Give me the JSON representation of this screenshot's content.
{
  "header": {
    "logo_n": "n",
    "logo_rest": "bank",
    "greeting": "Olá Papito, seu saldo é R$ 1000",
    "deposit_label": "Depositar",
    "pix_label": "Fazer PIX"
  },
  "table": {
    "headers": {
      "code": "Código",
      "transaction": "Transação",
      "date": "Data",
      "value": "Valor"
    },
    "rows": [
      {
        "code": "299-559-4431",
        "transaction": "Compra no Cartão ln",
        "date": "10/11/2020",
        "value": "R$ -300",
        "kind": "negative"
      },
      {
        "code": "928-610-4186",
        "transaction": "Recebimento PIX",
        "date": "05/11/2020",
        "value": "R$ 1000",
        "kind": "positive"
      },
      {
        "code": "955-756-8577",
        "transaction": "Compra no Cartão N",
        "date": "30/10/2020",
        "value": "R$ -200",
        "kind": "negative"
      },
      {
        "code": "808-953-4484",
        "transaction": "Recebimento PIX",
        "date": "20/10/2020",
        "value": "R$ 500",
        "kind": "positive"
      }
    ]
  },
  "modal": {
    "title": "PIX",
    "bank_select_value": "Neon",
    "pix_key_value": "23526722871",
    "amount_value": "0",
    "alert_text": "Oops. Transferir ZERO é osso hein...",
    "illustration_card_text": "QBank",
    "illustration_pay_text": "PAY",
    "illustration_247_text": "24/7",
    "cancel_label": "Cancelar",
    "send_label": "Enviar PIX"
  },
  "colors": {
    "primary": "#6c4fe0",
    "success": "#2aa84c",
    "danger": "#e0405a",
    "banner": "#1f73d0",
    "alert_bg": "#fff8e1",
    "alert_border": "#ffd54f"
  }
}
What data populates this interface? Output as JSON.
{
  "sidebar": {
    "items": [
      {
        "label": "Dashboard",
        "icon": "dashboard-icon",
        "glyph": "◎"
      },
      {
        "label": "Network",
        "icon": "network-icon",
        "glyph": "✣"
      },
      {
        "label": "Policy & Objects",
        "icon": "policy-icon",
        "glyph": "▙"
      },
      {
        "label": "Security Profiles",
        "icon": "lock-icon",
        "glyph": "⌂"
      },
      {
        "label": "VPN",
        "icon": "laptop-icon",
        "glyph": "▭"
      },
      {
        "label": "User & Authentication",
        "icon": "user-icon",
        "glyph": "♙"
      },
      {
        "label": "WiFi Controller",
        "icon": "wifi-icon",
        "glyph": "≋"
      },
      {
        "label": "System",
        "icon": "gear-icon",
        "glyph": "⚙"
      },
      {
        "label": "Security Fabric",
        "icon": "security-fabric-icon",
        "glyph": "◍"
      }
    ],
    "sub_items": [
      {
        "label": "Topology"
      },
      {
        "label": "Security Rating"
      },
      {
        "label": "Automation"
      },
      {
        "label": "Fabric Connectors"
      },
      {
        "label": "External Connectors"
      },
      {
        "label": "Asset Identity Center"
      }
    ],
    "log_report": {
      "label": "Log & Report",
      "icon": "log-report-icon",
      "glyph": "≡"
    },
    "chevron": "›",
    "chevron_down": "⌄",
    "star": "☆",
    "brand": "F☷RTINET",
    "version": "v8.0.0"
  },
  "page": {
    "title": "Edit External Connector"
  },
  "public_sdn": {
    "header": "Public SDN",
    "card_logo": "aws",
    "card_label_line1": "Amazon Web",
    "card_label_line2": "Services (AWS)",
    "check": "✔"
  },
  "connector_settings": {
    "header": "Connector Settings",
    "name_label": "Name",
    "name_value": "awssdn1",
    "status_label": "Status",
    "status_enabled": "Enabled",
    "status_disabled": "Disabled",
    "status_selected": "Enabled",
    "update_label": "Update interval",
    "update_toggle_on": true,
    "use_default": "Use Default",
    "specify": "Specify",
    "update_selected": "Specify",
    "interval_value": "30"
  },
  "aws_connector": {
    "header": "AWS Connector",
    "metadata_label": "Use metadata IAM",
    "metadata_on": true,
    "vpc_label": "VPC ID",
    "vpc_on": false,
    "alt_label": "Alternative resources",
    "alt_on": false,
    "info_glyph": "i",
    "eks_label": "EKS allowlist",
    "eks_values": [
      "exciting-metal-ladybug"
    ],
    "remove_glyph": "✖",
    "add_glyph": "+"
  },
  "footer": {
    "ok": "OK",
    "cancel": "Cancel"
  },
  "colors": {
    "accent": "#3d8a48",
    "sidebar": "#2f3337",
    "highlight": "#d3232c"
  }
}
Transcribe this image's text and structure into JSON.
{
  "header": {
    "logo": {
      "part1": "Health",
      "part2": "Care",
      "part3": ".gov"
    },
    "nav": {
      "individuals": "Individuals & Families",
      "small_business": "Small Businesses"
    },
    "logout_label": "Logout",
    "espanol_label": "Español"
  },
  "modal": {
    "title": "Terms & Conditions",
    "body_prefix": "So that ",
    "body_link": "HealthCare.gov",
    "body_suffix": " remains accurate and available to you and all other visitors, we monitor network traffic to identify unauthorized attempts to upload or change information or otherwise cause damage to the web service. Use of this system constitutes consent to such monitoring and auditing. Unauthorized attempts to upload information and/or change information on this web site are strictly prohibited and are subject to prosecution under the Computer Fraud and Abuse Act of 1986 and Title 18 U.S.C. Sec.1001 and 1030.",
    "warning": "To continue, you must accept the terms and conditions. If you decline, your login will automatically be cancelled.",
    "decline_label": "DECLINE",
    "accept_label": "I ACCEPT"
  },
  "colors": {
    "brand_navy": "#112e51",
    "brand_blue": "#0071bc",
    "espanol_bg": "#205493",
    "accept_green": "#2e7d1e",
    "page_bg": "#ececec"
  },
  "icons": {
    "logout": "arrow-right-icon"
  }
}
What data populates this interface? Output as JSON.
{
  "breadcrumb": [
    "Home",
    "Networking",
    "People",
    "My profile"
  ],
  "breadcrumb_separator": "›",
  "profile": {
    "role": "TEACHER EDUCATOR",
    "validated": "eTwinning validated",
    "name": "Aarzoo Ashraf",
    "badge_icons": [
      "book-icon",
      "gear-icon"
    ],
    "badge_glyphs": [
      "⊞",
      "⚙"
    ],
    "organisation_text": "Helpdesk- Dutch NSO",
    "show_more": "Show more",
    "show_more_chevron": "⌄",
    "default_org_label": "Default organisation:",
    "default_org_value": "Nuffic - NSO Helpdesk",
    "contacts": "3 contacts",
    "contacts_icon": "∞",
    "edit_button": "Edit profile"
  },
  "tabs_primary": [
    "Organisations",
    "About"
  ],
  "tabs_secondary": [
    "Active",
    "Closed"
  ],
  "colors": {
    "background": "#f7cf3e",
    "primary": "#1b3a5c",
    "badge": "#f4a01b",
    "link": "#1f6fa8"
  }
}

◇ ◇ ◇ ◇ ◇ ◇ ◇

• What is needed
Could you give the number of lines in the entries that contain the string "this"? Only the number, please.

• The completed task
5